> Component data from apps and pages
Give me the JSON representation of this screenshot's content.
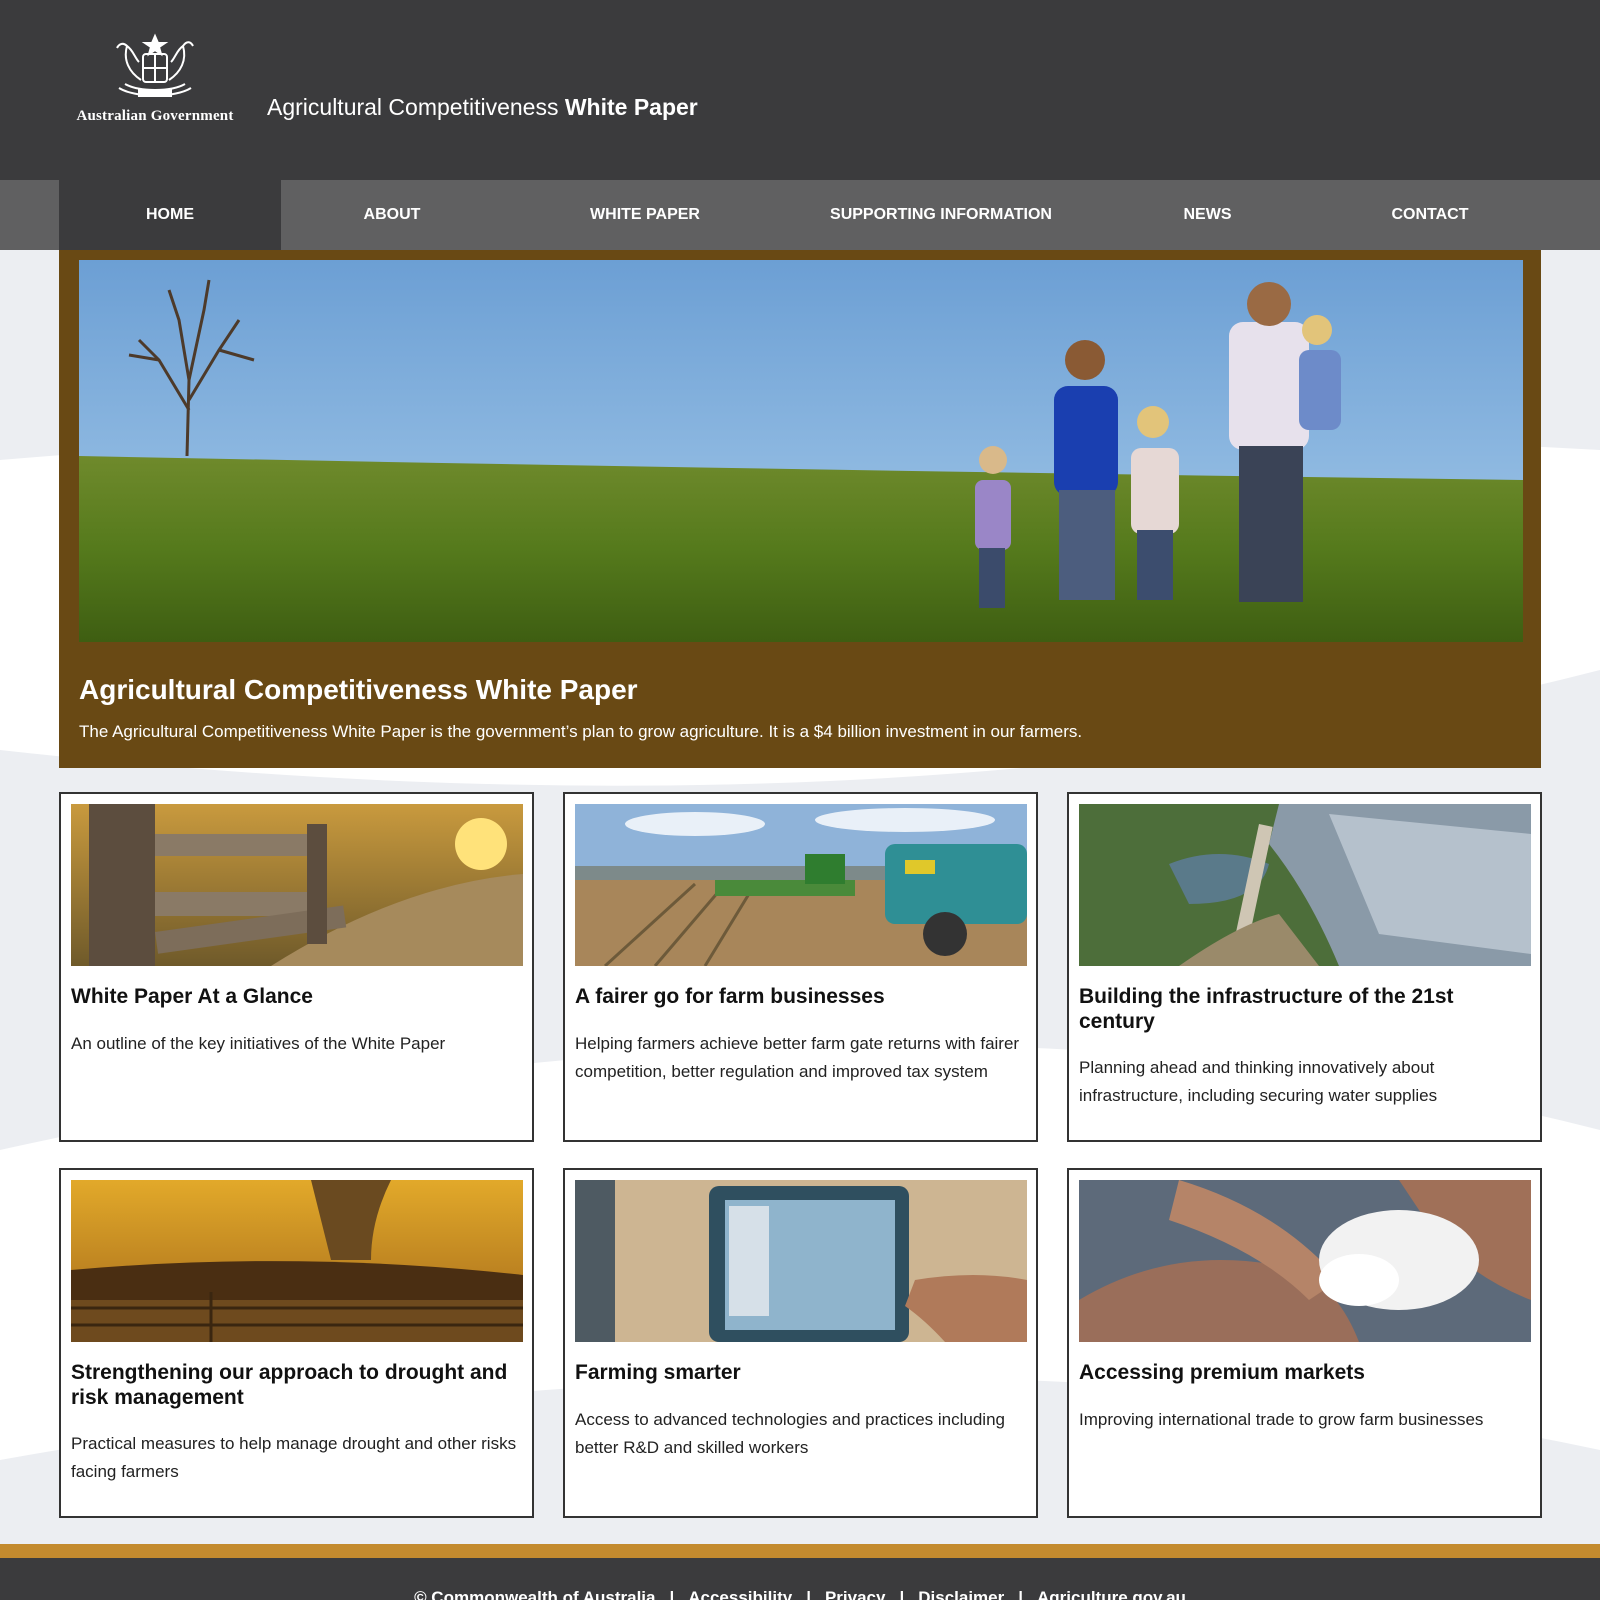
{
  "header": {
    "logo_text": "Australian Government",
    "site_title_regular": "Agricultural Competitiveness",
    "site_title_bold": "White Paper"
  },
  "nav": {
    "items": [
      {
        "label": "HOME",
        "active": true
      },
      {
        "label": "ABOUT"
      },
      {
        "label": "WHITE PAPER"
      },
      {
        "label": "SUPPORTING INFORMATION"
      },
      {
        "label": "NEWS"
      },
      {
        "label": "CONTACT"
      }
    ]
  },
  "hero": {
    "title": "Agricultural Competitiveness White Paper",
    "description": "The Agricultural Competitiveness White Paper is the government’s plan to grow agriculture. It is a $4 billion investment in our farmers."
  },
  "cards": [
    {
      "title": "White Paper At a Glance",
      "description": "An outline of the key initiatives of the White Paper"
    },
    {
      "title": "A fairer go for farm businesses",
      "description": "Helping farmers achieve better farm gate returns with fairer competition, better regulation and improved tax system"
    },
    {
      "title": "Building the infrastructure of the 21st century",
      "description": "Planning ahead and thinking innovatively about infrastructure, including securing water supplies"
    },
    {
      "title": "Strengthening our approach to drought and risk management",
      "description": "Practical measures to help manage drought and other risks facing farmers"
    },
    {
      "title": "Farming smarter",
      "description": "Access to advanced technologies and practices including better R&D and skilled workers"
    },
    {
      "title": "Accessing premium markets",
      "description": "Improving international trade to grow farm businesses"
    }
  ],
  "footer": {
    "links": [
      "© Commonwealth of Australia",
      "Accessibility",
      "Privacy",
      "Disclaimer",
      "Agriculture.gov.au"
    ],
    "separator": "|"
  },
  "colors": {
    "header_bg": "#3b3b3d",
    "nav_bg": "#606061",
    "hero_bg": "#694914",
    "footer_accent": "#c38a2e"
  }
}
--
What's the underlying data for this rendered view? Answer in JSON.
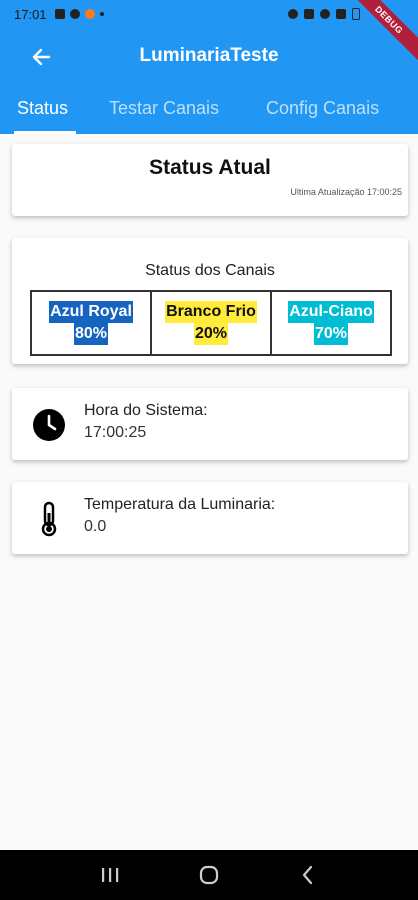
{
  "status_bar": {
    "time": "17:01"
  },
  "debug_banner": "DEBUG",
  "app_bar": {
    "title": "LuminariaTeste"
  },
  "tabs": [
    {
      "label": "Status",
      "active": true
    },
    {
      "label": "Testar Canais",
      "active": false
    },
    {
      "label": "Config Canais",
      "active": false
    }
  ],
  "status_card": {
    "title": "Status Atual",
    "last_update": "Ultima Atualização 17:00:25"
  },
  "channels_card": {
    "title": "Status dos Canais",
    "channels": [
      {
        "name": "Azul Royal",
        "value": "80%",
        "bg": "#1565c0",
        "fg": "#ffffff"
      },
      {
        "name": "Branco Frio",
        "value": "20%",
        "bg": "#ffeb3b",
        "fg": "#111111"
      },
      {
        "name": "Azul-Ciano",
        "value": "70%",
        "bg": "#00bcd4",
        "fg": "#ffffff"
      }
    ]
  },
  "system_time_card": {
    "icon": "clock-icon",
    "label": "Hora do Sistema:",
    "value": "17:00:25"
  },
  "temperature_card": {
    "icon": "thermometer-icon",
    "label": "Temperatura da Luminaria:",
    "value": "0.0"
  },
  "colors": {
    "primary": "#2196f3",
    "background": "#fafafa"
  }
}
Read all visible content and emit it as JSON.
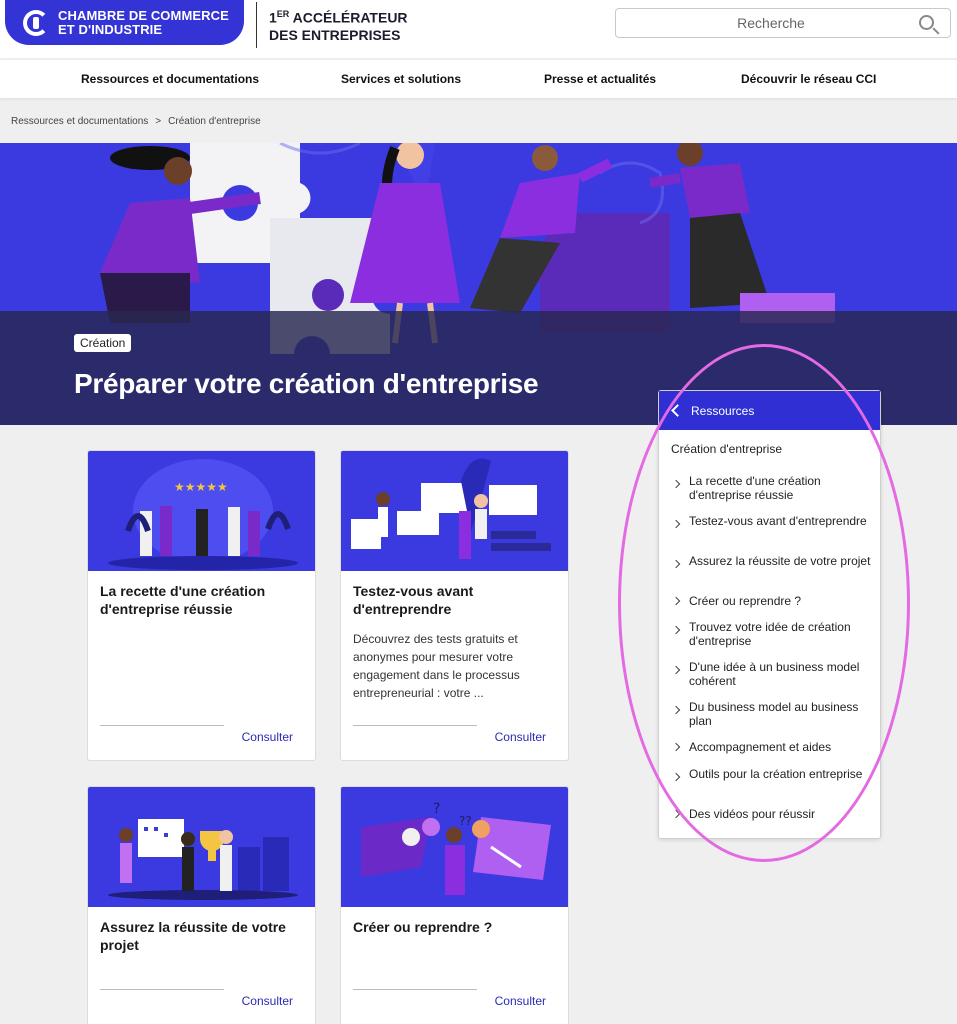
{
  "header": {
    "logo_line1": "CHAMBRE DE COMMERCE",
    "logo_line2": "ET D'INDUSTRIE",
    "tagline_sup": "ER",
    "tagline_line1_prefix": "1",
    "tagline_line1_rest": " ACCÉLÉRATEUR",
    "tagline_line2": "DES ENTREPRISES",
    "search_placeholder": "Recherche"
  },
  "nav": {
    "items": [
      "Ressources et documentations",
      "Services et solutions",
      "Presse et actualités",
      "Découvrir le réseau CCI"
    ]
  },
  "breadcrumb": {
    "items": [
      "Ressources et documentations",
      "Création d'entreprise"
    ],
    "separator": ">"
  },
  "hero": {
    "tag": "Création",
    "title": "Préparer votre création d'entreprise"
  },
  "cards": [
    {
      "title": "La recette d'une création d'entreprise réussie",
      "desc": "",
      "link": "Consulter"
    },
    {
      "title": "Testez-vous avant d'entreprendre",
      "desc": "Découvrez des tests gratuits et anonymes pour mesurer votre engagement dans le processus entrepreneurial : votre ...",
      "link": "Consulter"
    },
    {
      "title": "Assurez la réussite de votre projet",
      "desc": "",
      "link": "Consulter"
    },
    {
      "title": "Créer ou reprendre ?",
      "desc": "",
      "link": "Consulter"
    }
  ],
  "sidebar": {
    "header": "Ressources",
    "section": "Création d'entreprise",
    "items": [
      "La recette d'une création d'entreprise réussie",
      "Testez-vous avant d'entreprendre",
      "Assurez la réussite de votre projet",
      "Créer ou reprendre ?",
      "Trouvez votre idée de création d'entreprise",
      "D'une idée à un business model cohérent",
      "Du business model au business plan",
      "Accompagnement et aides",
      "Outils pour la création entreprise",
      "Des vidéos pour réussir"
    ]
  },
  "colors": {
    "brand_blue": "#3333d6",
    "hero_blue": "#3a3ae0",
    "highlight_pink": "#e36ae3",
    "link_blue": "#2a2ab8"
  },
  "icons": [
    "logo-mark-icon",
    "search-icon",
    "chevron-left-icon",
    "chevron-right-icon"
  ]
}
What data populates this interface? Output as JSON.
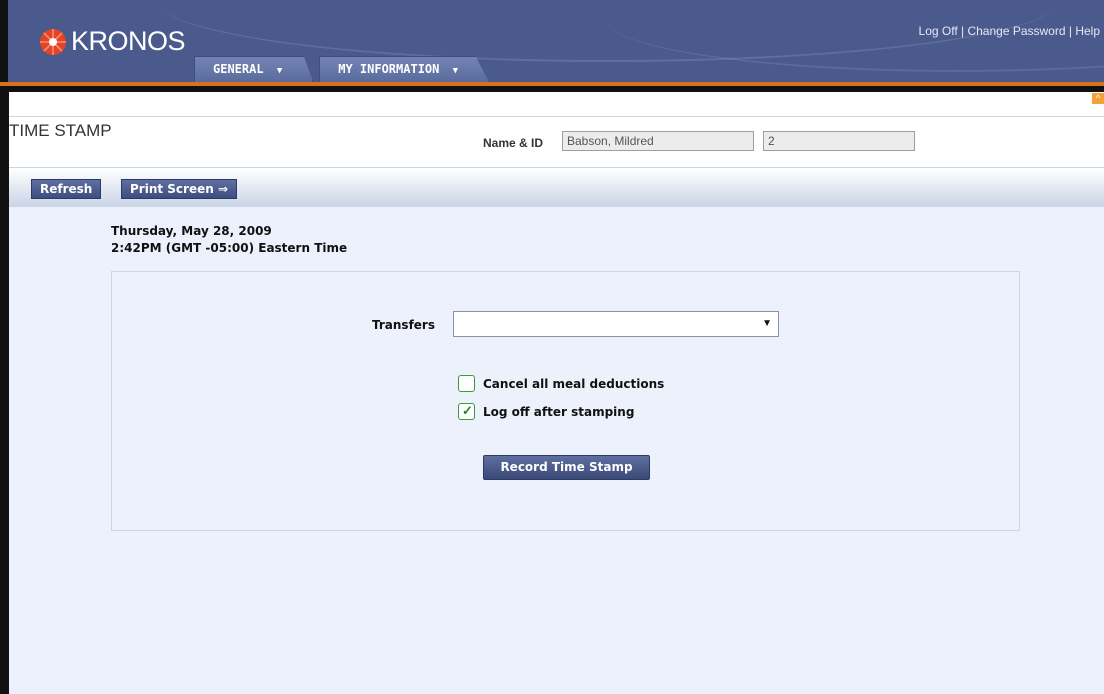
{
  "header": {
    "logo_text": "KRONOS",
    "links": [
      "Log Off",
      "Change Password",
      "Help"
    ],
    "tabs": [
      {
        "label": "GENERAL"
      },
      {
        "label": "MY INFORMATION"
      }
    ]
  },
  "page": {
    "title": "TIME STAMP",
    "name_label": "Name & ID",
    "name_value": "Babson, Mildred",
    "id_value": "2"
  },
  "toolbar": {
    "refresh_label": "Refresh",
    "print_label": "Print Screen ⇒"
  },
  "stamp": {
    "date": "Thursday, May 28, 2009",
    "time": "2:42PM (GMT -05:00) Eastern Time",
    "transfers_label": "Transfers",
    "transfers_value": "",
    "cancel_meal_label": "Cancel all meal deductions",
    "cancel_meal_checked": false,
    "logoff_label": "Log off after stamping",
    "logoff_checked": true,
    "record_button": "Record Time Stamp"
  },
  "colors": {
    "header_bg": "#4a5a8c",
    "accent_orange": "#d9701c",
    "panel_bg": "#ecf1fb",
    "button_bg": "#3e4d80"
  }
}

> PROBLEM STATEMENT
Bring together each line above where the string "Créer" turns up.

> ANSWER BOX
      "title": "Créer ou reprendre ?",
      "Créer ou reprendre ?",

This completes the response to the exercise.